July 12, 2024, 03:57:16 pm

Login with username, password and session length

  • Total Posts: 55130
  • Total Topics: 4851
  • Online Today: 204
  • Online Ever: 1314
  • (June 22, 2016, 05:23:42 am)
Users Online
Users: 0
Guests: 39
Total: 39


Welcome to the Hep Forums, a round-the-clock discussion area for people who have Fatty Liver Disease, Hepatitis B, C or a co-infection, their friends and family and others with questions about hepatitis and liver health. Check in frequently to read what others have to say, post your comments, and hopefully learn more about how you can reach your own health goals.

Privacy Warning: Please realize that these forums are open to all, and are fully searchable via Google and other search engines. If this concerns you, then do not use a username or avatar that are self-identifying in any way. We do not allow the deletion of anything you post in these forums, so think before you post.
  • The information shared in these forums, by moderators and members, is designed to complement, not replace, the relationship between an individual and his/her own physician.
  • All members of these forums are, by default, not considered to be licensed medical providers. If otherwise, users must clearly define themselves as such.
  • Product advertisement (including links); banners; and clinical trial, study or survey participation—is strictly prohibited by forums members unless permission has been secured from the Hep Forum Moderators.
Finished Reading This? You can collapse this or any other box on this page by clicking the symbol in each box.

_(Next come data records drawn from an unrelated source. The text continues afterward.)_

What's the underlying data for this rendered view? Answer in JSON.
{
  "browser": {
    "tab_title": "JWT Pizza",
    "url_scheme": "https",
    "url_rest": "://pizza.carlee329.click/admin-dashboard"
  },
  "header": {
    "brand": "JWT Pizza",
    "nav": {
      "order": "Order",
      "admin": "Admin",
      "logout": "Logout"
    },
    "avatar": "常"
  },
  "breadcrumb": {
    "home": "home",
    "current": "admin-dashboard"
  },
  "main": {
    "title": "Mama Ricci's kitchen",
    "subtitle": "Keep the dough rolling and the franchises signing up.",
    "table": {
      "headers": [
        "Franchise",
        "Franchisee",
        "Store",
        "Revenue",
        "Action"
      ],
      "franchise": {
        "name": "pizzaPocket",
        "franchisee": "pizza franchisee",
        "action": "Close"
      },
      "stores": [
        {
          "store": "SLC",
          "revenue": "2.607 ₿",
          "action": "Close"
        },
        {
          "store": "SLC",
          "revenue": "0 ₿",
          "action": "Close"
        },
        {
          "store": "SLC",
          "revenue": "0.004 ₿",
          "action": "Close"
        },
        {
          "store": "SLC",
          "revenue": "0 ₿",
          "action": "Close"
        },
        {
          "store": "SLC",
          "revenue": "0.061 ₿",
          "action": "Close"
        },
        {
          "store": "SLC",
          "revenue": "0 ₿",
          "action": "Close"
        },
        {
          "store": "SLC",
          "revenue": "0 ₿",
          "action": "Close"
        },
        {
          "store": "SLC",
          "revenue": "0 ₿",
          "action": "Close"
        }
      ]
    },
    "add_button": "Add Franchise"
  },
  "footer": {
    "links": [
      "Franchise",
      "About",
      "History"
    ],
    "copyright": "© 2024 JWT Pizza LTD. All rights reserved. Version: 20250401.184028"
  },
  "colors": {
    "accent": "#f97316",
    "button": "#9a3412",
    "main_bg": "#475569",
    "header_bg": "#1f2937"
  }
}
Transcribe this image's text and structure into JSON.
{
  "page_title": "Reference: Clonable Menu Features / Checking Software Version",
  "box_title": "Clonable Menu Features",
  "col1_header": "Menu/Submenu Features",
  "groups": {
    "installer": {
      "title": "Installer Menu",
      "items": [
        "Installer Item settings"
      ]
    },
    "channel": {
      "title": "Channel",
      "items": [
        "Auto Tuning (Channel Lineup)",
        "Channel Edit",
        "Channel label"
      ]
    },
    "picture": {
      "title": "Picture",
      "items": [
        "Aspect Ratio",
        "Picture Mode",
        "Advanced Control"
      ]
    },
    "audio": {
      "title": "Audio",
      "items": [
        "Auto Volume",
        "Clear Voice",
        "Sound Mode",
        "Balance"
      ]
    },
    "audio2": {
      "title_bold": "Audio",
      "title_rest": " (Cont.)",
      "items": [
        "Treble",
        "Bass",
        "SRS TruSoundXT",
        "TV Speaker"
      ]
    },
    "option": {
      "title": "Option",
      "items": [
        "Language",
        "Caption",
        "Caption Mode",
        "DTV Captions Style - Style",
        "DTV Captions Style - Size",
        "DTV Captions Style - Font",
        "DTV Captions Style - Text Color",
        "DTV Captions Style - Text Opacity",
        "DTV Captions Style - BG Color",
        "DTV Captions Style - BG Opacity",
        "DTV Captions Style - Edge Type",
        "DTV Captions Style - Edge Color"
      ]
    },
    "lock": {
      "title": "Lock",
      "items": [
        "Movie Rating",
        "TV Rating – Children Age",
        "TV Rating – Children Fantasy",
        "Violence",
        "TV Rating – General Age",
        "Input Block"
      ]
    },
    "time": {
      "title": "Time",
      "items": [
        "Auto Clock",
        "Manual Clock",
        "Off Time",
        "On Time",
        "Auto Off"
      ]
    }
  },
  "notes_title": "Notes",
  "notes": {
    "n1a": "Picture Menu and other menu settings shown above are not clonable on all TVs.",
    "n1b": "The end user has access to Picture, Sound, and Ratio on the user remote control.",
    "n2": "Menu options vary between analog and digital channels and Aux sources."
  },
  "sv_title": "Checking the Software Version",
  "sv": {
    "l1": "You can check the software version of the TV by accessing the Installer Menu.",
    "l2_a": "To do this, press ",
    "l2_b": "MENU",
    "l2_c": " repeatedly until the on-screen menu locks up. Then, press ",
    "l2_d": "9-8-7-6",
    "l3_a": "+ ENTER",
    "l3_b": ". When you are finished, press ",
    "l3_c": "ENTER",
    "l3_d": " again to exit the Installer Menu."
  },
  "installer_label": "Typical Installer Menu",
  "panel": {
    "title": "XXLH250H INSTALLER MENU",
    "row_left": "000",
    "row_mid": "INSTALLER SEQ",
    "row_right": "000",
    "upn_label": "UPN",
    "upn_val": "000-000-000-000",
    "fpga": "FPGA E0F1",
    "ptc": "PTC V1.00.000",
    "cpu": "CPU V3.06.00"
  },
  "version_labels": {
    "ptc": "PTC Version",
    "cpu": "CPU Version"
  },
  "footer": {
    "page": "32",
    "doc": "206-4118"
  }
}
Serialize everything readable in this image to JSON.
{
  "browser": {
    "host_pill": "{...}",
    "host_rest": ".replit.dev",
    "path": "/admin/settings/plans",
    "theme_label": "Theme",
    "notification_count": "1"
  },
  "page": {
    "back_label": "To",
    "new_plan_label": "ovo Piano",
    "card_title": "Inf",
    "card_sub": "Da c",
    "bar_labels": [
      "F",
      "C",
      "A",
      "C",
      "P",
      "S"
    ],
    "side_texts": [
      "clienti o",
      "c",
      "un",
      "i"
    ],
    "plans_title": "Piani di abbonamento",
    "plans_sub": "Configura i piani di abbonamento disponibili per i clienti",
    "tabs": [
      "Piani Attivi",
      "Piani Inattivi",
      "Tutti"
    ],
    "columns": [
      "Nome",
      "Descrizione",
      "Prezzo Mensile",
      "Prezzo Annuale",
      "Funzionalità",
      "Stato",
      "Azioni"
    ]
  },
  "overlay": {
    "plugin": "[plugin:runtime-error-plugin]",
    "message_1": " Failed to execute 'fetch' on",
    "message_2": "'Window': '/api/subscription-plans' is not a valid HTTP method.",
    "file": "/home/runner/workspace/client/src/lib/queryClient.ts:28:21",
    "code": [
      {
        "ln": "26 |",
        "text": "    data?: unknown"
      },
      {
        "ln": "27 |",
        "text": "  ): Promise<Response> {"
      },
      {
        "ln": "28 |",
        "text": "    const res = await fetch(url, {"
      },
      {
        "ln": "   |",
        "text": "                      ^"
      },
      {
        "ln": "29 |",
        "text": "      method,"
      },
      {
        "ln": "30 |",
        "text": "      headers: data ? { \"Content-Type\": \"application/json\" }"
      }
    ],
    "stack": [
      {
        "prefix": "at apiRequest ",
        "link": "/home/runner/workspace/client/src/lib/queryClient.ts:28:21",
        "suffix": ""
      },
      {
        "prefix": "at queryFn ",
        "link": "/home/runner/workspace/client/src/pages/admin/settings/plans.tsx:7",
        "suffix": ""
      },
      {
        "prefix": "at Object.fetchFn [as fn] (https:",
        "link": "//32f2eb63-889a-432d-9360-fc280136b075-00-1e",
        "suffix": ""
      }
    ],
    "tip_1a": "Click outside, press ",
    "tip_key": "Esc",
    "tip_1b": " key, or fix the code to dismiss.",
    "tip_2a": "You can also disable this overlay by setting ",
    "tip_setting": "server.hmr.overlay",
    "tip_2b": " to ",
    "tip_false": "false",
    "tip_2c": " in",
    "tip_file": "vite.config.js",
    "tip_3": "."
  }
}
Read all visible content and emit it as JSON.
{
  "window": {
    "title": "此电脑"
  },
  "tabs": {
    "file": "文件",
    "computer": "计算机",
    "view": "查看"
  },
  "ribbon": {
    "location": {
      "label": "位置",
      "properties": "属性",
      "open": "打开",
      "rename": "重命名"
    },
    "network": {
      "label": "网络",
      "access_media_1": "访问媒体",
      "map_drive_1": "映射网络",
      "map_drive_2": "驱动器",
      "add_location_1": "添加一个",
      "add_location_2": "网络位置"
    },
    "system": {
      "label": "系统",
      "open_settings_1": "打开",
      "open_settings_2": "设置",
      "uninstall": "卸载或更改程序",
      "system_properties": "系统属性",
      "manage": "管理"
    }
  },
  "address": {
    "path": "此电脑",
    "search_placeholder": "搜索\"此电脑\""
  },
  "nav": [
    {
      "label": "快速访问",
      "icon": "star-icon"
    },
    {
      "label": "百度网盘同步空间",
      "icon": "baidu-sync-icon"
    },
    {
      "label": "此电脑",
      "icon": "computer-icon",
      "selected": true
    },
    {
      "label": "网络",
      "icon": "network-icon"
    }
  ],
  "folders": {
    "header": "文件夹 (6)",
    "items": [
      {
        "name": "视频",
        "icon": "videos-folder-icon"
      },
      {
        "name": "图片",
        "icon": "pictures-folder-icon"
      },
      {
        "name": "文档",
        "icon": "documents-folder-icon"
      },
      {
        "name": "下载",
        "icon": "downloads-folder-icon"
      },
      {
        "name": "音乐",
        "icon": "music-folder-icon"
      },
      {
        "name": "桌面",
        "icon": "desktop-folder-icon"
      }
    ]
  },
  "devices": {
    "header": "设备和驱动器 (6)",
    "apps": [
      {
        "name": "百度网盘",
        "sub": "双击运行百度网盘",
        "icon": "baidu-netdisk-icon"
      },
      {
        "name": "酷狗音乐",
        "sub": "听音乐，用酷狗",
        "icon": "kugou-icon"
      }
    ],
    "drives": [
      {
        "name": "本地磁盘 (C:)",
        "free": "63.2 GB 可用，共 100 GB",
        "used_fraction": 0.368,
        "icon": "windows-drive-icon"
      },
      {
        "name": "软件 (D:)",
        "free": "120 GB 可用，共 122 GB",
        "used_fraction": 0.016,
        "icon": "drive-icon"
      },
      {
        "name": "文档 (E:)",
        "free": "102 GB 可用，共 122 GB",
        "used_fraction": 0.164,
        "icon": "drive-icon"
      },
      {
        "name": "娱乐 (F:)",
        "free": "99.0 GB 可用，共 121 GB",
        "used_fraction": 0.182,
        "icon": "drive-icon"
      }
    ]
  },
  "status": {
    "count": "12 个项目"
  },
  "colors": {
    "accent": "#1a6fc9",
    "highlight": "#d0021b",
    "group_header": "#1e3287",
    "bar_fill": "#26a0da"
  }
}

Author Topic: Cirrhosis Is Linked With Hep C Treatment Failure Among Those Who Also Have HIV  (Read 10479 times)

0 Members and 1 Guest are viewing this topic.

Offline Hep Editors

  • Member
  • Posts: 784
    • Hep Mag
Among people coinfected with HIV and hepatitis C virus (HCV), hep C treatment is more likely to fail among those who have cirrhosis of the liver.

In numerous clinical trials, the modern crop of HCV treatments, known as direct-acting antivirals (DAAs), have shown comparable cure rates among those who do and do not also have HIV. However, in two recent cohorts of Spanish individuals receiving treatment for hep C, the subgroups that had HIV in each cohort did experience somewhat lower cure rates compared with the subgroups that had only HCV, specifically cure rates of 92 percent and 95 percent among those with HIV and HCV compared with cure rates of 98 percent and 98 percent among those with only HCV.



© 2024 Smart + Strong. All Rights Reserved.   terms of use and your privacy
Smart + Strong® is a registered trademark of CDM Publishing, LLC.